by Alexis de Tocqueville
If you want to understand the Constitution, you must first read it carefully. Next, read The Federalist Papers. Then read Democracy in America, because this captures the essence of the American political system more insightfully than any book other than The Federalist Papers. These two books complement each other: The Federalist Papers presents the workings of the Constitution as its authors intended it, and Democracy in America shows how it actually worked forty years later.
Tocqueville was a French aristocrat possessed of remarkable intellectual acuity. In 1831-1832, he and a companion traveled all over the United States on an official French government mission to learn about the American prison system, with an eye towards reforming the French system. But Tocqueville’s mind was far too penetrating to confine itself to prisons — he delved into every aspect of the American political system. It was important, he thought, to document its operation because America was at that time the only genuine democracy on the planet, and Europe was growing ever more restless under the aristocratic regimes of the day. Everybody knew that democracy would someday supplant the old governments, but there was considerable uncertainty as to whether democracy was truly practical in Europe.
Tocqueville’s status as a French government official on a fact-finding mission, combined with his natural charm and penetrating wit, opened doors all over the country. He spoke with President Jackson, several past and current Supreme Court justices, many Senators, Representatives, Governors, and other high officials. Americans were proud to explain their system to an eager-to-learn European. Standing a distance from the American government, but given access to its inner realms, Tocqueville was in an ideal position to assess its operation.
He didn’t just breeze from one posh meeting to another; he slogged through the backwoods of Kentucky, traveled on riverboats, took stagecoaches all over the country, and saw almost everything there was to see.

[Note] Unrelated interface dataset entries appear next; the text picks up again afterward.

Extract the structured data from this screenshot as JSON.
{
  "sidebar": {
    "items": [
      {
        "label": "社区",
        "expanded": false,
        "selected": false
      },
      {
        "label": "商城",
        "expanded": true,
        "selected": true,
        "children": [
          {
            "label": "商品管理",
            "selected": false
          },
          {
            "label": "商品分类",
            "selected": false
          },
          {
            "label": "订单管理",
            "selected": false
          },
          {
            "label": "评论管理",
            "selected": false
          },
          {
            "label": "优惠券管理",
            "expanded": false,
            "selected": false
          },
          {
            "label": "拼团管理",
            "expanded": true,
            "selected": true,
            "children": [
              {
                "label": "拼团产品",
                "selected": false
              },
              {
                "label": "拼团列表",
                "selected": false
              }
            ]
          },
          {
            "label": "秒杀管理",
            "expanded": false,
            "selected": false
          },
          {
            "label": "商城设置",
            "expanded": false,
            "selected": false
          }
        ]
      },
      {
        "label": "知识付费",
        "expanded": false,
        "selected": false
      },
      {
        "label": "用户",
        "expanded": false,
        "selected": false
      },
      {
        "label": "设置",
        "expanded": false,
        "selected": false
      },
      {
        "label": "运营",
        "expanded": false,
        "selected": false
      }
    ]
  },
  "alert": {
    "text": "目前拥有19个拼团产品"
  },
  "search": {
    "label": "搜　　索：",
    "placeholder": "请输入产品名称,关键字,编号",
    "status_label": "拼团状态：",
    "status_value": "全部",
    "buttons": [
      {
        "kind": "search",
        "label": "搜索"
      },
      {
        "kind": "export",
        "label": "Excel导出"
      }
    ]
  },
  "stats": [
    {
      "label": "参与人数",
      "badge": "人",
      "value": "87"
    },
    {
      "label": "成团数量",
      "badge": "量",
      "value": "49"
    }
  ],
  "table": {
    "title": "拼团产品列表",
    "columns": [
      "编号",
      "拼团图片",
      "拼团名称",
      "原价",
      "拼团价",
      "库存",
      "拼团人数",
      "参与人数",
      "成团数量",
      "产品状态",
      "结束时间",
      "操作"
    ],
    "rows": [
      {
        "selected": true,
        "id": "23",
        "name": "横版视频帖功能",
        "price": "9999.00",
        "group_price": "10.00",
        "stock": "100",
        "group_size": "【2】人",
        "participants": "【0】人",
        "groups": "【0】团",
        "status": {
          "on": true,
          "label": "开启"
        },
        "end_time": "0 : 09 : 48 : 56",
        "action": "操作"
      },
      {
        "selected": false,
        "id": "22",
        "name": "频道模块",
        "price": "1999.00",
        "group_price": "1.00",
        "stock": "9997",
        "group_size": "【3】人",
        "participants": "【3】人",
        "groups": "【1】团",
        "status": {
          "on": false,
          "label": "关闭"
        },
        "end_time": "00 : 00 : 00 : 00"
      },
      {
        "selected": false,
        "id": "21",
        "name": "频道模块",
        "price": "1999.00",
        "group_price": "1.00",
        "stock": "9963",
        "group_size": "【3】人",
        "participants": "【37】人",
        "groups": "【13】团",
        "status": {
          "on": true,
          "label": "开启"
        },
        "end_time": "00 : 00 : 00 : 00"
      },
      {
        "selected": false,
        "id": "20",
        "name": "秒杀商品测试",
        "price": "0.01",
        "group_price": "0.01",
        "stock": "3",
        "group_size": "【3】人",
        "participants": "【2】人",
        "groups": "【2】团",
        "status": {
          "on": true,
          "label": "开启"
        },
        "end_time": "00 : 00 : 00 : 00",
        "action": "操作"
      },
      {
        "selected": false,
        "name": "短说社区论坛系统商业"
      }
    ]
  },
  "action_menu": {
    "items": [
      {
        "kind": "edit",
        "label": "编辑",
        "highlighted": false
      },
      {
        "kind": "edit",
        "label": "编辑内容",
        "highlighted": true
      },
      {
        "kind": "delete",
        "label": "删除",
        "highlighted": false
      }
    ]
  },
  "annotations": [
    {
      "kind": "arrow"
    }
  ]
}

On one occasion, struggling through backwoods Kentucky, he and his companion happened upon a pioneer family and spent the night sleeping with them on the dirt floor of their log cabin. All this gave Tocqueville great insight into the American people, and he was struck by the many differences between America and Europe. Herewith some revealing quotes from the book:
“It hardly needs mentioning that among a free people, like the Americans, every citizen has the right to bring charges against public officials to the attention of the ordinary judges, and every judge has the right to pronounce sentence upon public officials...”
“...to a man, they [the Americans] assigned primary credit for the peaceful ascendancy of their country to the complete separation of church and state. I state without hesitation that during my stay in America I met no one — not a single clergyman or layman — who did not agree with this statement.”
“For fifty years the inhabitants of the United States have been told repeatedly that they constitute the only people that is religious, enlightened, and free. They see that democratic institutions in their country have prospered, while in the rest of the world they have thus far foundered. They therefore have a very high opinion of themselves, and they are not far from believing that they constitute a distinct species within the human race.”
[Not much has changed since then.]
“In a country like America, where specialization is so rare, it is impossible to require every person who embraces a profession to undergo a long period of apprenticeship. Americans therefore find it quite easy to change their situation, and they take advantage of this as the needs of the moment dictate. One meets people who have been in turn lawyers, farmers, merchants, ministers of the Gospel, and physicians.”
[Again, not much has changed.]
In democratic countries, where money, rather than bringing those who have it to power, often excludes them from it...
[Well, THAT has certainly changed!]
“In no country is criminal justice more benignly administered than in the United States... the Americans have virtually eliminated the death penalty from their codes.”
[Well, THAT has certainly changed!]
“It has often been observed that in Europe the flattery that men lavish on women conceals a certain contempt. Although the European male may frequently allow himself to be enslaved by women, he plainly never thinks of these women in a sincere way as his equals. In the United States, men seldom praise women but daily give evidence of the esteem in which they hold them.”
“All who seek to destroy liberty in a democratic nation should know that war offers them the surest and shortest route to success.”
[Can you say “Patriot Act”?]
All in all, Democracy in America is a long and dense book. It is not light reading; I spread the reading of this tome over two years. Some of the chapters drag, and some of Tocqueville’s speculations were way off the mark, but the deep insights into the nature of society, government, and Americans are well worth the slog.